by Darrel Cline (darrelcline biblical-thinking.org)
Chapter # 7 Paragraph # 3 Study # 3 November 20, 2016 Humble, Texas (Download Audio)
(051)Thesis: The various behaviors of people reveal their inner bondage to The Sin.
Introduction: As Paul moves more deeply into the issues involved in a life that is "Law"-directed, he takes pains to make sure that his readers have the opportunity to understand just how futile is such a life. The "Law" is "good", but the use of it by The Sin is unspeakably evil and given its occasion by humanity's condition as "sinners" ("sold under The Sin").
This evening we are going to see Paul's first explanation of how the believer has options that others do not have.
I. Paul's "Carnality" Explained.
A. His first description of his condition is the phrase "sold under The Sin".
1. This is a deliberate contrast between the "spiritual" nature of The Law and his "fleshly" nature.
2. The chief point in this contrast is that the two natures have almost completely different characteristics (John 3:6 compared with Romans 8:5 and Galatians 5:17) so that they cannot be in harmony.
B. His second description of his condition involves three different words to describe "carnality".
1. The first word is used at the beginning of 7:15 (katergazomai).
a. This word is used 23 times in the New Testament, 11 of which are in Romans, and six of those eleven are in Romans 7.
b. It is an intensified form of a word that means "to expend energy in the pursuit of some objective".
1) The focus is upon the actual expenditure of energy to take action.

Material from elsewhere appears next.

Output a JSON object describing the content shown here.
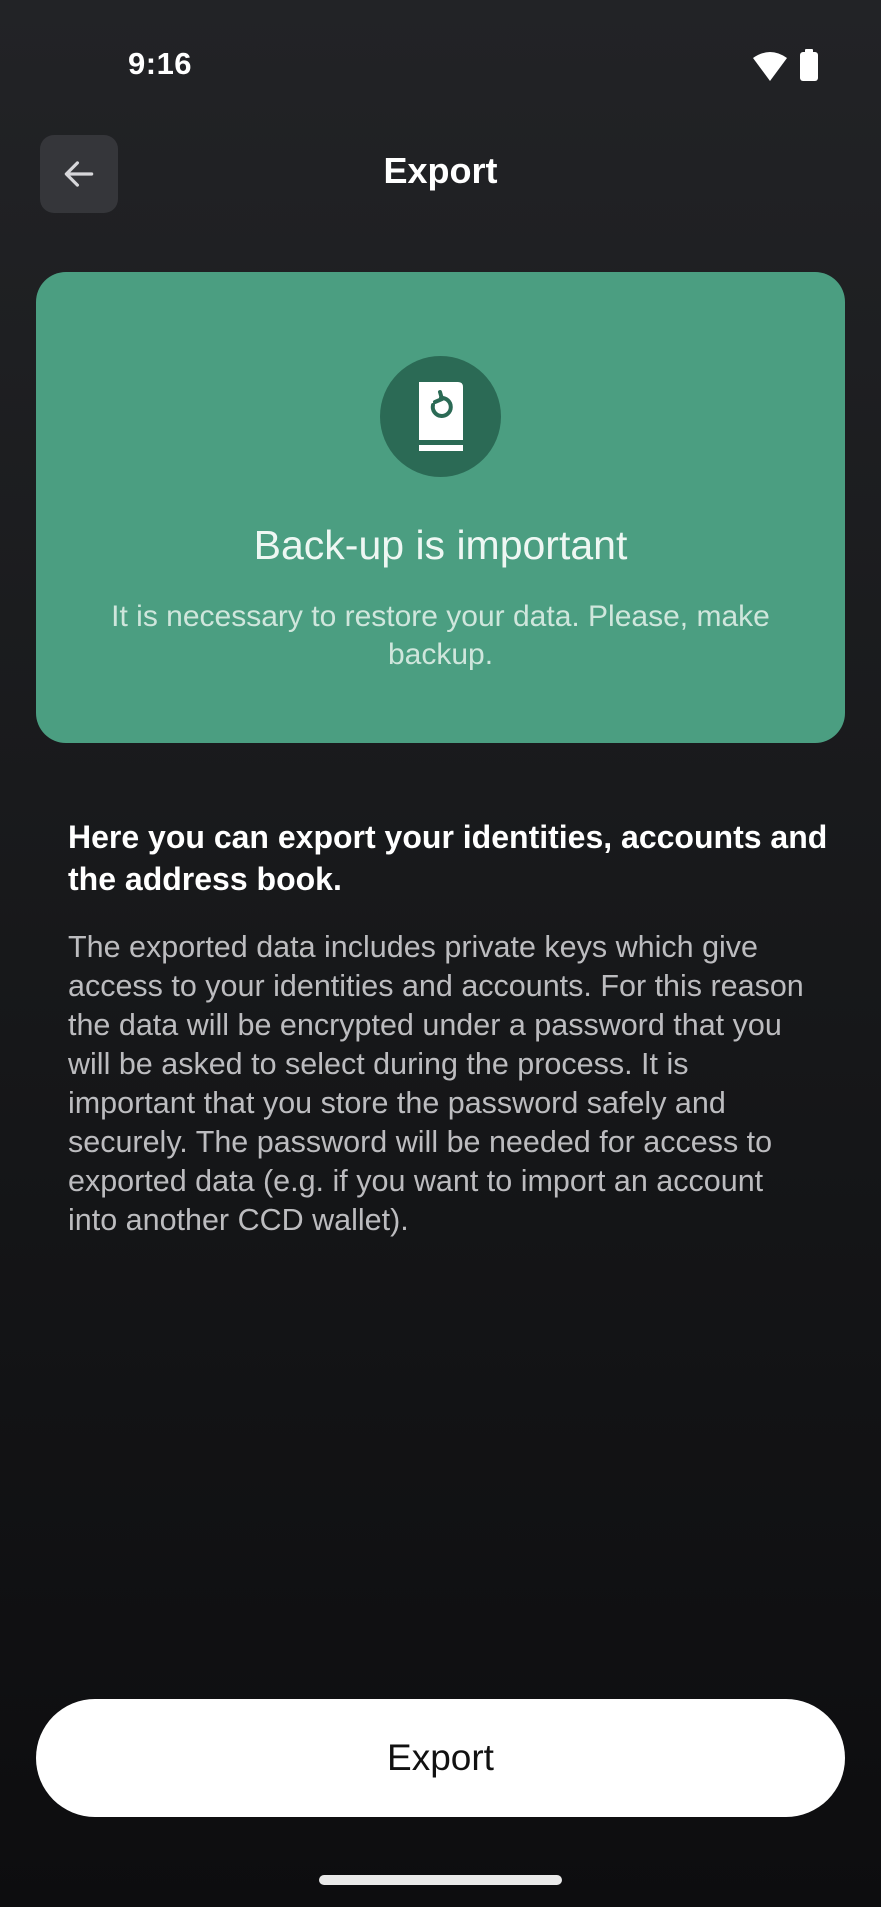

2) The emphasis is upon the diligence of that expenditure because the objective is of high value to the one taking the action.
c. In respect to the use of this word, Paul claims to not "know" what is really driving him (akin to Jeremiah 17:9; a truth that modern psychology ignores completely).
2. His second word is used in respect to his "wishes" in 7:15 (prasso).
a. This word is widely used in the New Testament as a term that indicates the repetition of the same activity over and over.
b. Paul's claim is that his repeated actions are disconnected from his "wishes".
1) The term "wishes" is my translation of a "desire" that is not sufficiently empowered to accomplish the wish (as in 1 Timothy 2:4).
2) The "wishing" is genuine, but there are other over-riding concerns.
3. His third word is then used in respect to his "hatreds" in 7:15 (poieo).
a. This term is used in over 500 contexts in the New Testament and typically points to an action taken.
b. It simply points to some action taken without regard for whether it is "typical" or a single event.
c. His claim here is that, in terms of his own "values", he actually takes actions that are in direct contradiction to his own "values".
C. His third description of his condition establishes the relationship that exists between himself and the "good" "Law".
1. That he "does not wish" to do a thing, yet does it anyway simply means that there is a disconnect between what he values in harmony with the "spiritual" Law and what he actually does.
2. Thus, he agrees with "The Law" that it's precepts are "good".
D. His fourth description of his condition draws the conclusion that he has an indwelling adversary.
1. Paul's argument is that this internal conflict between values and actions taken, once, over and over, or with significant diligence, is driven by an internal resident.